Last week I went to an “Anti-Harassment Training Class”. I’ve been a development manager for about 8 years now, and in the software business for longer than that, but this was the first course like it I had ever taken.
Why did I have to take it now? I’ve never been accused of harassing, and it is all basic common sense.
The reason I had to take it is because I work for a company that has deep pockets. When I worked for startups, the chances of being sued were low. Lawyers just don’t take cases where their chance of collect their paycheck is low. Further, public sentiment in trial is less likely to blame a company rather than an individual at a small company.

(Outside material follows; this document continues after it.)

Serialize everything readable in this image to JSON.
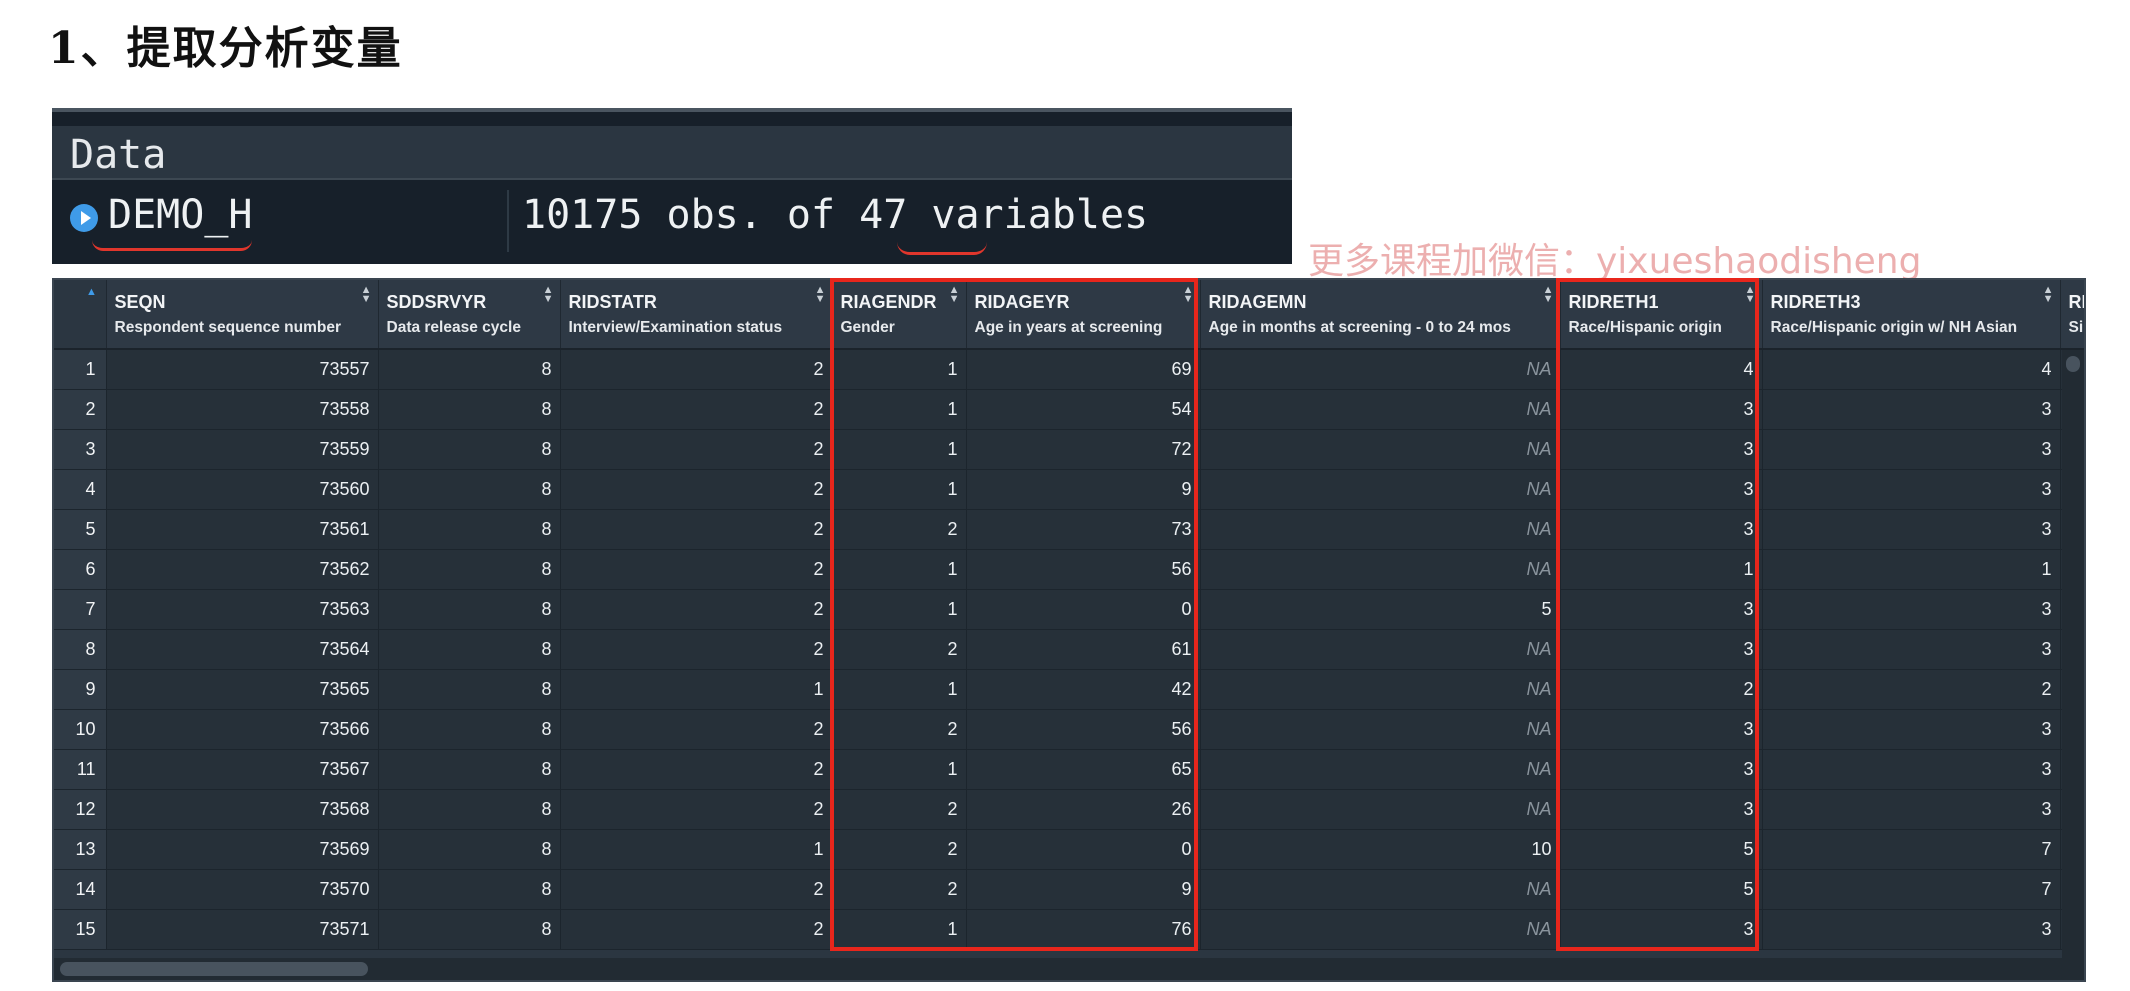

At the big companies, however, there is going to be a harassment case eventually. And when it happens, the company will get fined with some set of punitive damages. In order to minimize those damages during the punitive phase of the trial, the company needs to prove that it did everything it could to prevent this up front, and that it wasn’t the company’s fault (which is true). So, the company trains its employees.
Optimists may think that this training is about prevention of harassment rather than minimizing damages. But I don’t believe that for a few reasons. First, there is no correlation between training and avoidance of harassment charges. Unfortunately, even smart people that should know better sometimes go over the line and harass. But secondly, the fact that it’s only large companies that implement training shows that this is really about damage control than it is about prevention. If you’ve got assets and something to protect, implement anti-harassment training. If you don’t, you don’t. Third, if it were about prevention and not damages, why do lawyers end up collecting the majority of the punitive damages? Shouldn’t the money be spent either to compensate the victim or to prevent future incidents? In reality, it does not work out that way.
In my mind, this is just one more example of the many hidden costs created by our legal system. Anti-harassment training is not necessary for creating a positive work environment, and it a complete waste of time. But companies throughout the US are forced to spend billions of dollars annually on these programs, when instead they could be building real products and real customer value. Unfortuantely, in our times, a successful company needs to constantly be watching his back just in case the lawyer comes knocking. And you know he will. It’s so well known that these will come up that the cost of lawyers is now baked into our product prices and reflects all the way back to the customer. So, companies aren’t punished when these events occur. Instead, consumers just pay more in retail prices for lower quality products.
Lawyers are “Productivity Harassers”.